TASK PROMPT: Entries follow. Return each line that contains the word "간편인증".

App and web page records
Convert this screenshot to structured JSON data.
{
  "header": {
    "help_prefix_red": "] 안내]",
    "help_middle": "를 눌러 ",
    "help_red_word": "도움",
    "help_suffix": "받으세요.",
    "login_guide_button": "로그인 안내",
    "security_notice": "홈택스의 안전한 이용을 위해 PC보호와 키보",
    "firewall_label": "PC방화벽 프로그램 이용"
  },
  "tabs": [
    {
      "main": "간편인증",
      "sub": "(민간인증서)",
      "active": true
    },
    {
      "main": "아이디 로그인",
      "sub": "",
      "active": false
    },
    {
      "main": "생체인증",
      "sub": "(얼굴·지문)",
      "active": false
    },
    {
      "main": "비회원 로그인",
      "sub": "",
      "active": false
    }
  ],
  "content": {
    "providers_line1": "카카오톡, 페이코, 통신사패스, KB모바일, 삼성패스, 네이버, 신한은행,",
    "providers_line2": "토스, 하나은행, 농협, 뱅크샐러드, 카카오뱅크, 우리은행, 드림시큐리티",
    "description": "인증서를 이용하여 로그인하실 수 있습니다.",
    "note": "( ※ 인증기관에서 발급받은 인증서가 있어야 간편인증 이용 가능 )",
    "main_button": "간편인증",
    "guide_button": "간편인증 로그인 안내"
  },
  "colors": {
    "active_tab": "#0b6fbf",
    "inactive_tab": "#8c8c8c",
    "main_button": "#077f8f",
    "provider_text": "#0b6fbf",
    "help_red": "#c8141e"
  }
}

EXERCISE ANSWER:
      "main": "간편인증",
    "note": "( ※ 인증기관에서 발급받은 인증서가 있어야 간편인증 이용 가능 )",
    "main_button": "간편인증",
    "guide_button": "간편인증 로그인 안내"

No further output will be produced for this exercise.